Although the project took place in extremely challenging circumstances, and it may not be possible to say definitively what the impact of the lockdown was on the work we were doing, we are still comfortable with the following conclusions.

We can say that using a consistent and focused approach to learning vocabulary with built-in practice activities allows the learner the best chance to transfer the item from their short term to their long-term memory. Most approaches seemed to be successful, but learner buy in by way of them choosing the vocabulary items was really important. When that happens, the item can be retrieved even several months after learning. On the other hand, without focus and consistency, this does not seem to happen as easily, and learners are not as secure in their learning. It is interesting to note that ‘look say cover write check’ was found to be effective in the mechanics of writing the words, but not so much in the retrieval of the vocabulary item, so using it plus an approach focussed on meaning and context is more successful in helping the students to really know a word.

We also found that we had the best results when we were face to face with learners. We cannot say for certain, but it seems that the work we were doing on mindfulness allowed the learners to approach their learning in a more positive and relaxed frame of mind, which seemed to be better for learning to take place.

This is corroborated by feedback from learners who told us that being in class focused their attention more and that they found learning vocabulary more difficult “when I think of a lot of thing” and “when we don’t use it much in class”. They also felt that the chance to “…practise in my class with my friends” was a key advantage of face-to-face sessions. With this in mind, we will be looking at how we can replicate the opportunity to explore the meaning and use of new words more collaboratively if we continue with a more blended offer.

Asking learners to reflect on their own learning experiences before asking them to choose a strategy to help them remember vocabulary more successfully proved effective in many cases with some learners like Learner S getting a great deal out of the experiment. Raising the learners’ own awareness of how they learn, introducing them to strategies that might help them to move items into their long-term memory and then asking them to reflect on what worked well for them, reinforced the importance of learners taking more responsibility for their learning, in line with other college initiatives.
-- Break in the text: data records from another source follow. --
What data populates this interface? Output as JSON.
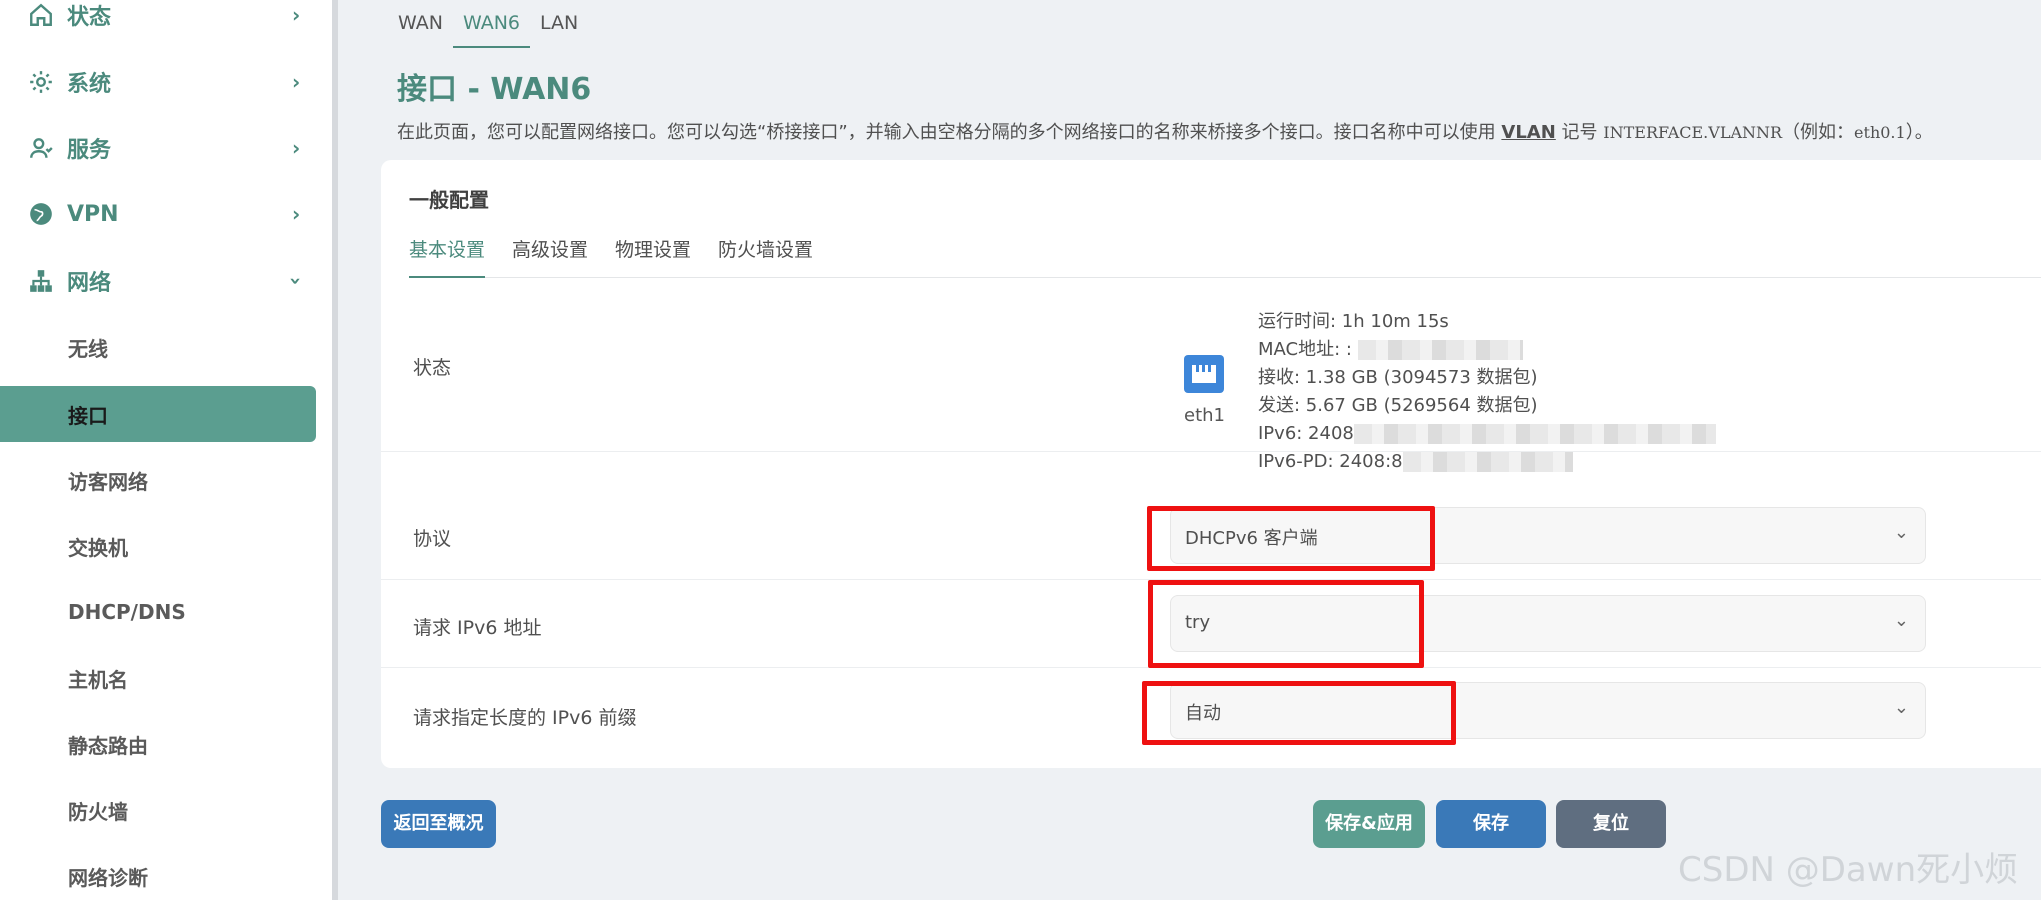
{
  "sidebar": {
    "items": [
      {
        "label": "状态",
        "icon": "home-icon"
      },
      {
        "label": "系统",
        "icon": "gear-icon"
      },
      {
        "label": "服务",
        "icon": "user-icon"
      },
      {
        "label": "VPN",
        "icon": "globe-icon"
      },
      {
        "label": "网络",
        "icon": "network-icon"
      }
    ],
    "sub_items": [
      "无线",
      "接口",
      "访客网络",
      "交换机",
      "DHCP/DNS",
      "主机名",
      "静态路由",
      "防火墙",
      "网络诊断"
    ],
    "active": "接口"
  },
  "top_tabs": [
    "WAN",
    "WAN6",
    "LAN"
  ],
  "active_top_tab": "WAN6",
  "page": {
    "title": "接口 - WAN6",
    "desc_part1": "在此页面，您可以配置网络接口。您可以勾选“桥接接口”，并输入由空格分隔的多个网络接口的名称来桥接多个接口。接口名称中可以使用",
    "desc_vlan": "VLAN",
    "desc_part2": "记号",
    "desc_code": "INTERFACE.VLANNR",
    "desc_part3": "（例如：",
    "desc_example": "eth0.1",
    "desc_part4": "）。"
  },
  "section": {
    "title": "一般配置",
    "tabs": [
      "基本设置",
      "高级设置",
      "物理设置",
      "防火墙设置"
    ],
    "active_tab": "基本设置"
  },
  "status": {
    "label": "状态",
    "port_name": "eth1",
    "uptime": "运行时间: 1h 10m 15s",
    "mac": "MAC地址: :",
    "rx": "接收: 1.38 GB (3094573 数据包)",
    "tx": "发送: 5.67 GB (5269564 数据包)",
    "ipv6": "IPv6: 2408",
    "ipv6_pd": "IPv6-PD: 2408:8"
  },
  "fields": {
    "protocol": {
      "label": "协议",
      "value": "DHCPv6 客户端"
    },
    "request_ipv6": {
      "label": "请求 IPv6 地址",
      "value": "try"
    },
    "prefix_len": {
      "label": "请求指定长度的 IPv6 前缀",
      "value": "自动"
    }
  },
  "buttons": {
    "back": "返回至概况",
    "save_apply": "保存&应用",
    "save": "保存",
    "reset": "复位"
  },
  "watermark": "CSDN @Dawn死小烦",
  "colors": {
    "accent": "#4b8a7d",
    "highlight": "#ee1111",
    "primary": "#3a79b8"
  }
}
Finally, we learnt that no one is ever too old or has been teaching too long to try new things. Some of us felt a little ridiculous when we started introducing mindfulness activities into class, but the positive response we had quickly overcame any feelings of embarrassment, and we fully embraced the approach.